<i>Agathaeromys</i> genus of mammals

Agathaeromys is an extinct genus of oryzomyine rodents from the Pleistocene of Bonaire, Netherlands Antilles. Two species are known, which differ in size and some details of tooth morphology. The larger A. donovani, the type species, is known from hundreds of teeth, found in four localities that are probably 900,000 to 540,000 years old. A. praeuniversitatis, the smaller species, is known from 35 teeth found in a single fossil site, which is probably 540,000 to 230,000 years old.

<i>Pennatomys</i> An extinct rodent from the islands of Sint Eustatius, Saint Kitts, and Nevis in the Lesser Antilles

Pennatomys nivalis is an extinct oryzomyine rodent from the islands of Sint Eustatius, Saint Kitts, and Nevis in the Lesser Antilles. The only species in the genus Pennatomys, it is known from skeletal remains found in Amerindian archeological sites on all three islands, with dates ranging from 790–520 BCE to 900–1200 CE. No live specimens are known, but there are several historical records of rodents from Saint Kitts and Nevis that could conceivably refer to Pennatomys. The animal apparently belongs to a group within the tribe Oryzomyini that includes many other island-dwelling species.

<i>Drymoreomys</i> A rodent genus with one species in the family Cricetidae from the Atlantic Forest of Brazil.

Drymoreomys is a rodent genus in the tribe Oryzomyini that lives in the Atlantic Forest of Brazil. The single species, D. albimaculatus, is known only from the states of São Paulo and Santa Catarina and was not named until 2011. It lives in the humid forest on the eastern slopes of the Serra do Mar and perhaps reproduces year-round. Although its range is relatively large and includes some protected areas, it is patchy and threatened, and the discoverers recommend that the animal be considered "Near Threatened" on the IUCN Red List.

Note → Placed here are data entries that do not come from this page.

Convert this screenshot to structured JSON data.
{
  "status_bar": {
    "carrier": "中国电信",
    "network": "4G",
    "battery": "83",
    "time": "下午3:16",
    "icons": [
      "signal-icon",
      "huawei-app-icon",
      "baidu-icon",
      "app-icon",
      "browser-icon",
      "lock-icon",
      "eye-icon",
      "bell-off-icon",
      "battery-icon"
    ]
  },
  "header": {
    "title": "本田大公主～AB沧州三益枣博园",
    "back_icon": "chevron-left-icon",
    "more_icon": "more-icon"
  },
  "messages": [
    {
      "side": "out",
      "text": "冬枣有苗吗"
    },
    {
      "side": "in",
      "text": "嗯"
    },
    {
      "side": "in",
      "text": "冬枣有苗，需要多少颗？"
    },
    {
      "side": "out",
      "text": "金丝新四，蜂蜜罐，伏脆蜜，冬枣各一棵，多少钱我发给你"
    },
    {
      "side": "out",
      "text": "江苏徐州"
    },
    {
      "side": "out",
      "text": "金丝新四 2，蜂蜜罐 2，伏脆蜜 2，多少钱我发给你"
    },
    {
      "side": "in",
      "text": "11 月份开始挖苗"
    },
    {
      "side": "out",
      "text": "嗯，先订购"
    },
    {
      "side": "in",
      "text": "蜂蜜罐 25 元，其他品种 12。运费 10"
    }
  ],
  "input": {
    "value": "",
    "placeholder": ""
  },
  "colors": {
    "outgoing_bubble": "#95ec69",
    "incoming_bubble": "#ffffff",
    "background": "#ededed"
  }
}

Within Oryzomyini, Drymoreomys appears to be most closely related to Eremoryzomys from the Andes of Peru, a biogeographically unusual relationship, in that the two populations are widely separated and each is adapted to an arid or a moist environment.

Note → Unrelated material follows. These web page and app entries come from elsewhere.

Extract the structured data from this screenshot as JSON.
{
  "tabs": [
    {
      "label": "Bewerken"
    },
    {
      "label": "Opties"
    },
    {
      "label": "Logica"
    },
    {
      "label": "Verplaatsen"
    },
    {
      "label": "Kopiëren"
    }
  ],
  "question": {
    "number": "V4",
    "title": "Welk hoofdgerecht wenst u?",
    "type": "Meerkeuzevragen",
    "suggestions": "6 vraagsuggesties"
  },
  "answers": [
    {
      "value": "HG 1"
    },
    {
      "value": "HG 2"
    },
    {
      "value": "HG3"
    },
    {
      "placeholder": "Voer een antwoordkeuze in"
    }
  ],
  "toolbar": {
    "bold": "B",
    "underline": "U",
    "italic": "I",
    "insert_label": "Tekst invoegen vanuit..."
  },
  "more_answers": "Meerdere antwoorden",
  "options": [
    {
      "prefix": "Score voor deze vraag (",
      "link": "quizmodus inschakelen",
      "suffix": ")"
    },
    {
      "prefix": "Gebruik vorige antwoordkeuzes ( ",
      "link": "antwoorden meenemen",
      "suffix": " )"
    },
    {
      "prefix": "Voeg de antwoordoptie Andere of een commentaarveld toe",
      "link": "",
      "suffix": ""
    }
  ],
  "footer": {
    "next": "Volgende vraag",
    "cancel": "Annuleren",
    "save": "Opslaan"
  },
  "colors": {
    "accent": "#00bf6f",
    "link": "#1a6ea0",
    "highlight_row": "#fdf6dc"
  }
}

  1. 1 2 Weksler et al., 2006, table 1
  2. 1 2 Weksler, 2006, p. 4
  3. Weksler, 2006, p. 5
  4. Voss and Carleton, 1993, p. 31
  5. Weksler, 2006, p. 38
  6. Musser and Carleton, 2005; Weksler, 2006; Weksler et al., 2006
  7. 1 2 Musser and Carleton, 2005
  8. Musser and Carleton, 2005, p. 1117
  9. Weksler, 2006, p. 124
  10. Voss et al., 2002, p. 2
  11. Musser and Carleton, 2005, p. 1126
  12. Weksler et al., 2006, table 1, footnote d
  13. Steppan et al., 2004
  14. Weksler, 2006, p. 7
  15. Weksler, 2006, p. 10
  16. Ray, 1962
  17. Weksler, 2006, p. 10, table 2
  18. 1 2 3 4 Weksler, 2006, figs. 34–39
  19. Weksler, 2006, figs. 37, 39; figs. 34–36, 38 provided less resolved topologies.
  20. Weksler, 2006, p. 75
  21. 1 2 3 4 Weksler et al., 2006
  22. Weksler, 2006, figs. 34, 35, 38
  23. 1 2 Weksler, 2006, p. 133
  24. Weksler et al., 2006, p. 17
  25. Percequillo et al., 2011, p. 372
  26. Weksler et al., 2006, p. 18
  27. Zijlstra et al., 2010, p. 869
  28. Turvey et al., 2010, p. 766
  29. 1 2 Weksler, 2006, figs. 37–39
  30. Turvey et al., 2010, pp. 759–760
  31. Pardiñas, 2008
  32. Weksler, 2006, p. 131
  33. Turvey, 2009
  34. 1 2 3 Weksler, 2006, p. 3
  35. Weksler, 2006, p. 3, table 8
  36. Ray, 1962, tables 7, 11
  37. Weksler, 2006, pp. 81–82
  38. Weksler, 2006, pp. 78–79

Literature cited